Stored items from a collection
|---|
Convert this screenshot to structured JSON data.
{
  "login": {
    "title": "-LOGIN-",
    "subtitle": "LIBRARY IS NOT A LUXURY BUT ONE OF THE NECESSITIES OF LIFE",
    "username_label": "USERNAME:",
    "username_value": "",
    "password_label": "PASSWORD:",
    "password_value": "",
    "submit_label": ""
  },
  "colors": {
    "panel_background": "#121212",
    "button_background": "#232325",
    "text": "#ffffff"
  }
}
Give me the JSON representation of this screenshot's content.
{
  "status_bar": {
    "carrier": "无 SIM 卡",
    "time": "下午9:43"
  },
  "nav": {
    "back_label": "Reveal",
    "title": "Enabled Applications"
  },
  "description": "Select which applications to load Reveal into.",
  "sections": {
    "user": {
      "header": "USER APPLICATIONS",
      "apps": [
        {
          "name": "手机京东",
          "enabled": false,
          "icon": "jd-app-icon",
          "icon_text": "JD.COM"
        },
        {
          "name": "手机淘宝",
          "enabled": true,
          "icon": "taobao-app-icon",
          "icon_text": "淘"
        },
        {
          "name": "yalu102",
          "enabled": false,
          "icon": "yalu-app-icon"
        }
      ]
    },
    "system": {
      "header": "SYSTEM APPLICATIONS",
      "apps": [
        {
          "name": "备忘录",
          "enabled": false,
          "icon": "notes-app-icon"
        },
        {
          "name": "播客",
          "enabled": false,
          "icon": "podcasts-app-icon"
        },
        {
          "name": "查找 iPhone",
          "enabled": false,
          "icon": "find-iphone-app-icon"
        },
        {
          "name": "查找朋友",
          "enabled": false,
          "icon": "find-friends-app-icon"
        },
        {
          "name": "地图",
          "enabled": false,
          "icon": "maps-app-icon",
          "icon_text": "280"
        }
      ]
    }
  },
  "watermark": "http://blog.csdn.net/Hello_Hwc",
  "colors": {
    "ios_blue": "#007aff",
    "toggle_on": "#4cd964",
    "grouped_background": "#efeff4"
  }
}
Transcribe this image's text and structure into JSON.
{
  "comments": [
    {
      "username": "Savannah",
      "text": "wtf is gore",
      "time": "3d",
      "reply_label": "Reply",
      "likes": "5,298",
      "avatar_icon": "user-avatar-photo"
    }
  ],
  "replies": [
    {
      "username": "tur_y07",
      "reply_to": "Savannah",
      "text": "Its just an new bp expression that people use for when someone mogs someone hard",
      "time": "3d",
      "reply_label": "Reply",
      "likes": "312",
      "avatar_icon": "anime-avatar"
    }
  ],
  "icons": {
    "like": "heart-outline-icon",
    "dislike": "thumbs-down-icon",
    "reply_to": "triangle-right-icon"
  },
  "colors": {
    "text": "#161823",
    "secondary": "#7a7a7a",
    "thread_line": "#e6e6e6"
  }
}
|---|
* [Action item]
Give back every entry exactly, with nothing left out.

* [Written reply]
Convert this screenshot to structured JSON data.
{
  "login": {
    "title": "-LOGIN-",
    "subtitle": "LIBRARY IS NOT A LUXURY BUT ONE OF THE NECESSITIES OF LIFE",
    "username_label": "USERNAME:",
    "username_value": "",
    "password_label": "PASSWORD:",
    "password_value": "",
    "submit_label": ""
  },
  "colors": {
    "panel_background": "#121212",
    "button_background": "#232325",
    "text": "#ffffff"
  }
}
Give me the JSON representation of this screenshot's content.
{
  "status_bar": {
    "carrier": "无 SIM 卡",
    "time": "下午9:43"
  },
  "nav": {
    "back_label": "Reveal",
    "title": "Enabled Applications"
  },
  "description": "Select which applications to load Reveal into.",
  "sections": {
    "user": {
      "header": "USER APPLICATIONS",
      "apps": [
        {
          "name": "手机京东",
          "enabled": false,
          "icon": "jd-app-icon",
          "icon_text": "JD.COM"
        },
        {
          "name": "手机淘宝",
          "enabled": true,
          "icon": "taobao-app-icon",
          "icon_text": "淘"
        },
        {
          "name": "yalu102",
          "enabled": false,
          "icon": "yalu-app-icon"
        }
      ]
    },
    "system": {
      "header": "SYSTEM APPLICATIONS",
      "apps": [
        {
          "name": "备忘录",
          "enabled": false,
          "icon": "notes-app-icon"
        },
        {
          "name": "播客",
          "enabled": false,
          "icon": "podcasts-app-icon"
        },
        {
          "name": "查找 iPhone",
          "enabled": false,
          "icon": "find-iphone-app-icon"
        },
        {
          "name": "查找朋友",
          "enabled": false,
          "icon": "find-friends-app-icon"
        },
        {
          "name": "地图",
          "enabled": false,
          "icon": "maps-app-icon",
          "icon_text": "280"
        }
      ]
    }
  },
  "watermark": "http://blog.csdn.net/Hello_Hwc",
  "colors": {
    "ios_blue": "#007aff",
    "toggle_on": "#4cd964",
    "grouped_background": "#efeff4"
  }
}
Transcribe this image's text and structure into JSON.
{
  "comments": [
    {
      "username": "Savannah",
      "text": "wtf is gore",
      "time": "3d",
      "reply_label": "Reply",
      "likes": "5,298",
      "avatar_icon": "user-avatar-photo"
    }
  ],
  "replies": [
    {
      "username": "tur_y07",
      "reply_to": "Savannah",
      "text": "Its just an new bp expression that people use for when someone mogs someone hard",
      "time": "3d",
      "reply_label": "Reply",
      "likes": "312",
      "avatar_icon": "anime-avatar"
    }
  ],
  "icons": {
    "like": "heart-outline-icon",
    "dislike": "thumbs-down-icon",
    "reply_to": "triangle-right-icon"
  },
  "colors": {
    "text": "#161823",
    "secondary": "#7a7a7a",
    "thread_line": "#e6e6e6"
  }
}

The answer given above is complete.